> _RECORDS FOR THE EXERCISE_:

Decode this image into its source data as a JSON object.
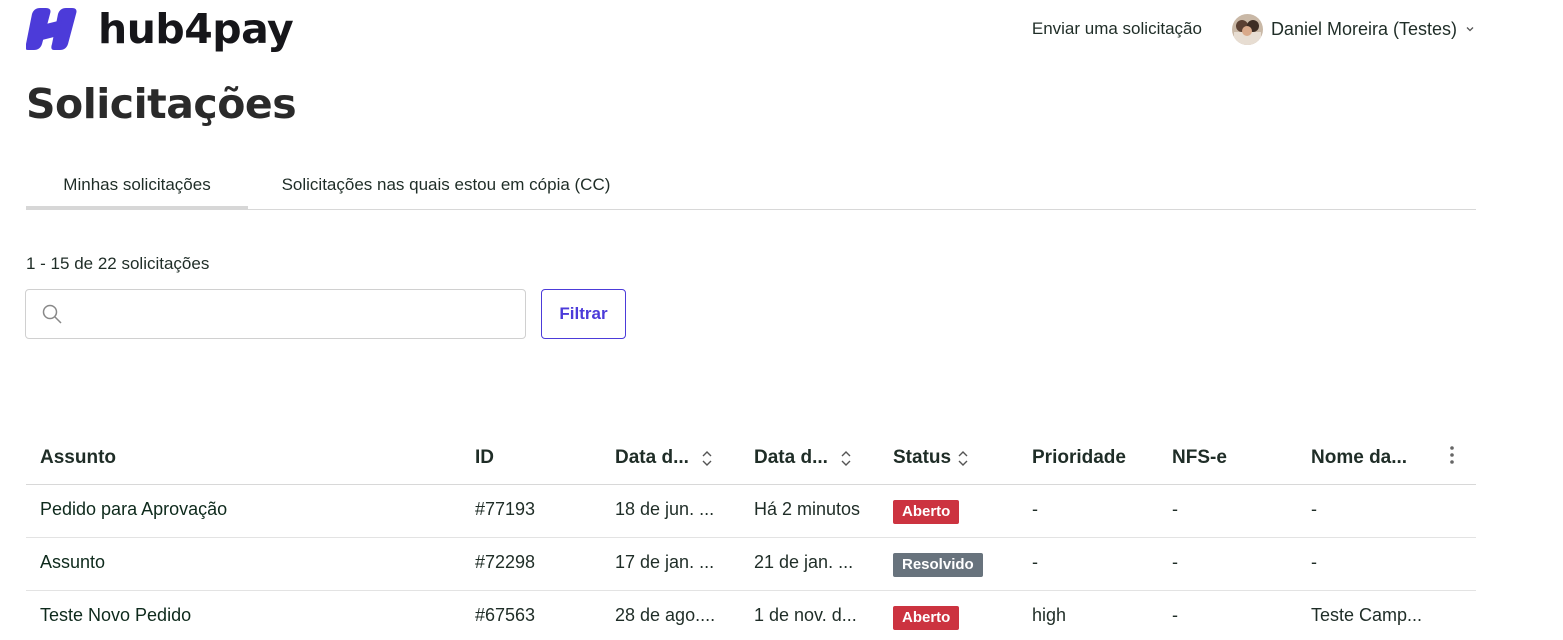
{
  "brand": {
    "name": "hub4pay",
    "color": "#4c3bd9"
  },
  "header": {
    "submit_link": "Enviar uma solicitação",
    "user_name": "Daniel Moreira (Testes)"
  },
  "page": {
    "title": "Solicitações",
    "tabs": [
      {
        "label": "Minhas solicitações",
        "active": true
      },
      {
        "label": "Solicitações nas quais estou em cópia (CC)",
        "active": false
      }
    ],
    "count_text": "1 - 15 de 22 solicitações",
    "search": {
      "placeholder": "",
      "value": ""
    },
    "filter_label": "Filtrar"
  },
  "table": {
    "columns": [
      "Assunto",
      "ID",
      "Data d...",
      "Data d...",
      "Status",
      "Prioridade",
      "NFS-e",
      "Nome da..."
    ],
    "rows": [
      {
        "assunto": "Pedido para Aprovação",
        "id": "#77193",
        "data1": "18 de jun. ...",
        "data2": "Há 2 minutos",
        "status": "Aberto",
        "prioridade": "-",
        "nfse": "-",
        "nome": "-"
      },
      {
        "assunto": "Assunto",
        "id": "#72298",
        "data1": "17 de jan. ...",
        "data2": "21 de jan. ...",
        "status": "Resolvido",
        "prioridade": "-",
        "nfse": "-",
        "nome": "-"
      },
      {
        "assunto": "Teste Novo Pedido",
        "id": "#67563",
        "data1": "28 de ago....",
        "data2": "1 de nov. d...",
        "status": "Aberto",
        "prioridade": "high",
        "nfse": "-",
        "nome": "Teste Camp..."
      }
    ]
  },
  "status_colors": {
    "Aberto": "#cc3340",
    "Resolvido": "#68737d"
  },
  "icons": {
    "search": "search-icon",
    "sort": "sort-icon",
    "more": "more-vertical-icon",
    "chevron": "chevron-down-icon"
  }
}
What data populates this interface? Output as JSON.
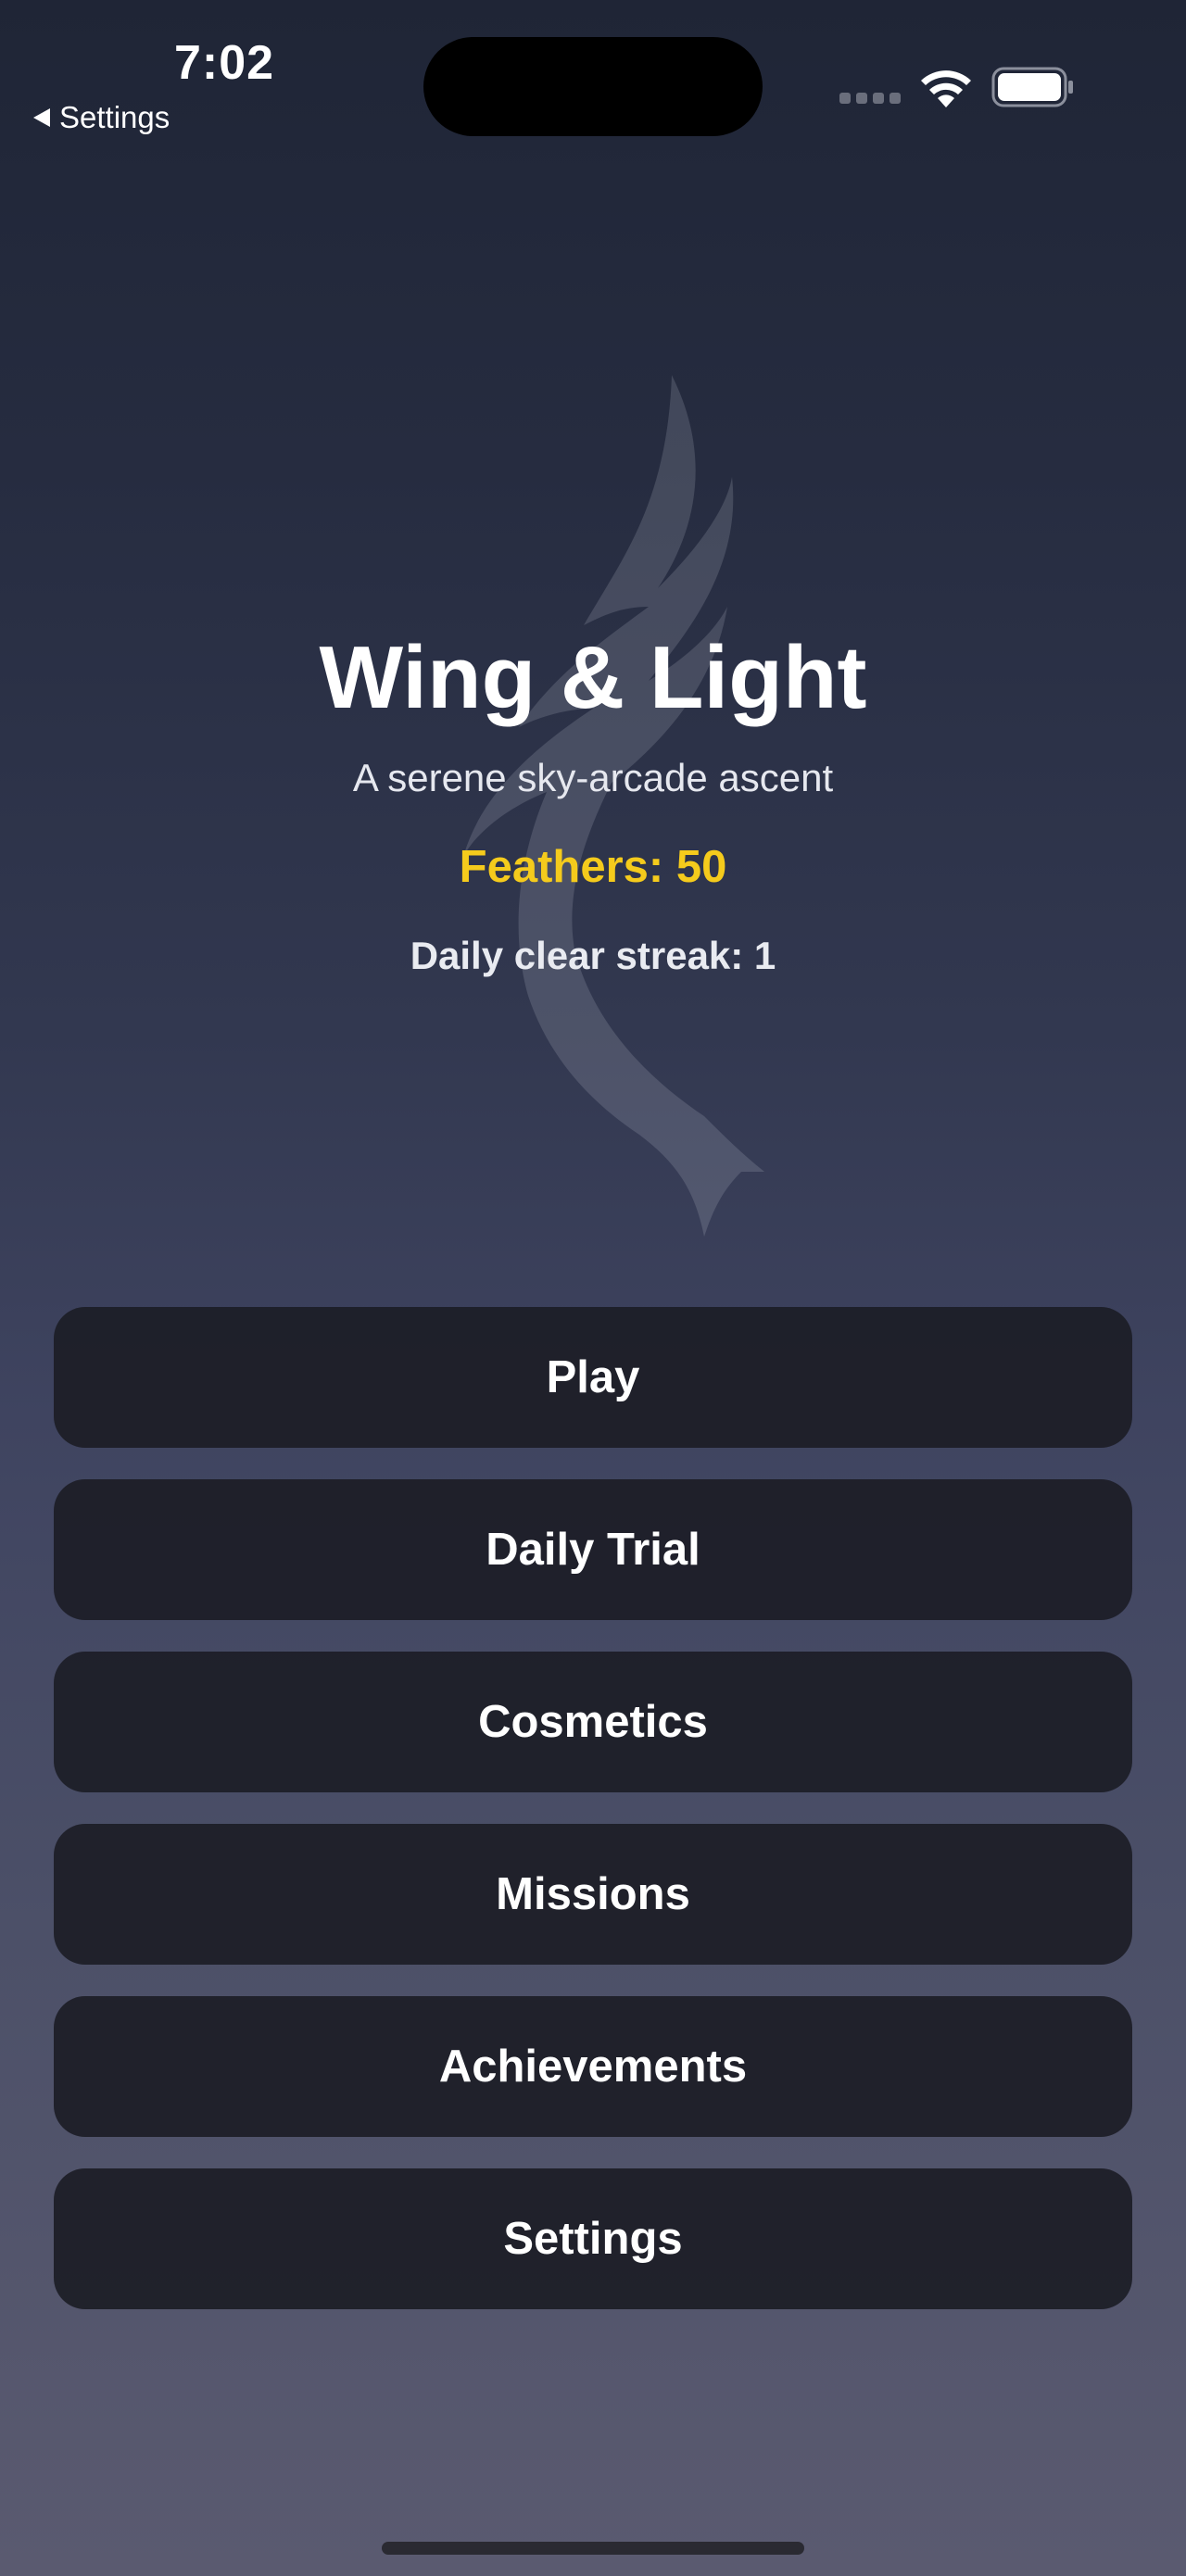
{
  "status_bar": {
    "time": "7:02",
    "back_label": "Settings"
  },
  "hero": {
    "title": "Wing & Light",
    "subtitle": "A serene sky-arcade ascent",
    "feathers": "Feathers: 50",
    "streak": "Daily clear streak: 1",
    "emblem_icon": "wing-icon"
  },
  "menu": {
    "items": [
      {
        "label": "Play"
      },
      {
        "label": "Daily Trial"
      },
      {
        "label": "Cosmetics"
      },
      {
        "label": "Missions"
      },
      {
        "label": "Achievements"
      },
      {
        "label": "Settings"
      }
    ]
  },
  "colors": {
    "background_top": "#1f2536",
    "background_bottom": "#5a5a70",
    "accent_feathers": "#f5cb1c",
    "button_bg": "#1c1d26"
  }
}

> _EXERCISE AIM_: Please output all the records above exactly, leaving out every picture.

> _ANSWER BOX_:
Decode this image into its source data as a JSON object.
{
  "brand": {
    "name": "hub4pay",
    "color": "#4c3bd9"
  },
  "header": {
    "submit_link": "Enviar uma solicitação",
    "user_name": "Daniel Moreira (Testes)"
  },
  "page": {
    "title": "Solicitações",
    "tabs": [
      {
        "label": "Minhas solicitações",
        "active": true
      },
      {
        "label": "Solicitações nas quais estou em cópia (CC)",
        "active": false
      }
    ],
    "count_text": "1 - 15 de 22 solicitações",
    "search": {
      "placeholder": "",
      "value": ""
    },
    "filter_label": "Filtrar"
  },
  "table": {
    "columns": [
      "Assunto",
      "ID",
      "Data d...",
      "Data d...",
      "Status",
      "Prioridade",
      "NFS-e",
      "Nome da..."
    ],
    "rows": [
      {
        "assunto": "Pedido para Aprovação",
        "id": "#77193",
        "data1": "18 de jun. ...",
        "data2": "Há 2 minutos",
        "status": "Aberto",
        "prioridade": "-",
        "nfse": "-",
        "nome": "-"
      },
      {
        "assunto": "Assunto",
        "id": "#72298",
        "data1": "17 de jan. ...",
        "data2": "21 de jan. ...",
        "status": "Resolvido",
        "prioridade": "-",
        "nfse": "-",
        "nome": "-"
      },
      {
        "assunto": "Teste Novo Pedido",
        "id": "#67563",
        "data1": "28 de ago....",
        "data2": "1 de nov. d...",
        "status": "Aberto",
        "prioridade": "high",
        "nfse": "-",
        "nome": "Teste Camp..."
      }
    ]
  },
  "status_colors": {
    "Aberto": "#cc3340",
    "Resolvido": "#68737d"
  },
  "icons": {
    "search": "search-icon",
    "sort": "sort-icon",
    "more": "more-vertical-icon",
    "chevron": "chevron-down-icon"
  }
}
What data populates this interface? Output as JSON.
{
  "status_bar": {
    "time": "7:02",
    "back_label": "Settings"
  },
  "hero": {
    "title": "Wing & Light",
    "subtitle": "A serene sky-arcade ascent",
    "feathers": "Feathers: 50",
    "streak": "Daily clear streak: 1",
    "emblem_icon": "wing-icon"
  },
  "menu": {
    "items": [
      {
        "label": "Play"
      },
      {
        "label": "Daily Trial"
      },
      {
        "label": "Cosmetics"
      },
      {
        "label": "Missions"
      },
      {
        "label": "Achievements"
      },
      {
        "label": "Settings"
      }
    ]
  },
  "colors": {
    "background_top": "#1f2536",
    "background_bottom": "#5a5a70",
    "accent_feathers": "#f5cb1c",
    "button_bg": "#1c1d26"
  }
}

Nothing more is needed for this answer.